In this exercise, set down every entry that follows exactly as it appears.

Start of RECORDS

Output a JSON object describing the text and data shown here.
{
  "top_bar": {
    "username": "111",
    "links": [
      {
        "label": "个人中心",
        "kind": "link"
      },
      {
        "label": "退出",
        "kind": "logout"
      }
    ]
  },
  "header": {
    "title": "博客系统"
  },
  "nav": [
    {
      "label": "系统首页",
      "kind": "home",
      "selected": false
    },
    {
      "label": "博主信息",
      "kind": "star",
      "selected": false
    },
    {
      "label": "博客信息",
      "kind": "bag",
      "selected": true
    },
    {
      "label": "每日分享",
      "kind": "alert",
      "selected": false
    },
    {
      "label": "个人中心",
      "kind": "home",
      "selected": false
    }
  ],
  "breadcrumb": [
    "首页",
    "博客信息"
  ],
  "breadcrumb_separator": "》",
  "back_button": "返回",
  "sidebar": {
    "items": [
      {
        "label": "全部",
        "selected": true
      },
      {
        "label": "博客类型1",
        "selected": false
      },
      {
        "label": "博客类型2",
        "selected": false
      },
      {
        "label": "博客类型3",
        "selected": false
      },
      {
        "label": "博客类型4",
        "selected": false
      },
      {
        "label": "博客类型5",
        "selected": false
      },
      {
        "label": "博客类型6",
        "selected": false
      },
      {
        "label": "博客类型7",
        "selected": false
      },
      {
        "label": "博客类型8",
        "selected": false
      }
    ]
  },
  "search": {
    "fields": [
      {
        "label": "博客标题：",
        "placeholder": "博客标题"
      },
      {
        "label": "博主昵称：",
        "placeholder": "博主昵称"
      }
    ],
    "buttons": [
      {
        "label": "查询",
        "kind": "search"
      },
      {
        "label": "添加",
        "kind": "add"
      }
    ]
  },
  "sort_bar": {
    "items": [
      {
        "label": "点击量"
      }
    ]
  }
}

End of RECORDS

## ANSWER TO THIS EXERCISE
Output a JSON object describing the text and data shown here.
{
  "top_bar": {
    "username": "111",
    "links": [
      {
        "label": "个人中心",
        "kind": "link"
      },
      {
        "label": "退出",
        "kind": "logout"
      }
    ]
  },
  "header": {
    "title": "博客系统"
  },
  "nav": [
    {
      "label": "系统首页",
      "kind": "home",
      "selected": false
    },
    {
      "label": "博主信息",
      "kind": "star",
      "selected": false
    },
    {
      "label": "博客信息",
      "kind": "bag",
      "selected": true
    },
    {
      "label": "每日分享",
      "kind": "alert",
      "selected": false
    },
    {
      "label": "个人中心",
      "kind": "home",
      "selected": false
    }
  ],
  "breadcrumb": [
    "首页",
    "博客信息"
  ],
  "breadcrumb_separator": "》",
  "back_button": "返回",
  "sidebar": {
    "items": [
      {
        "label": "全部",
        "selected": true
      },
      {
        "label": "博客类型1",
        "selected": false
      },
      {
        "label": "博客类型2",
        "selected": false
      },
      {
        "label": "博客类型3",
        "selected": false
      },
      {
        "label": "博客类型4",
        "selected": false
      },
      {
        "label": "博客类型5",
        "selected": false
      },
      {
        "label": "博客类型6",
        "selected": false
      },
      {
        "label": "博客类型7",
        "selected": false
      },
      {
        "label": "博客类型8",
        "selected": false
      }
    ]
  },
  "search": {
    "fields": [
      {
        "label": "博客标题：",
        "placeholder": "博客标题"
      },
      {
        "label": "博主昵称：",
        "placeholder": "博主昵称"
      }
    ],
    "buttons": [
      {
        "label": "查询",
        "kind": "search"
      },
      {
        "label": "添加",
        "kind": "add"
      }
    ]
  },
  "sort_bar": {
    "items": [
      {
        "label": "点击量"
      }
    ]
  }
}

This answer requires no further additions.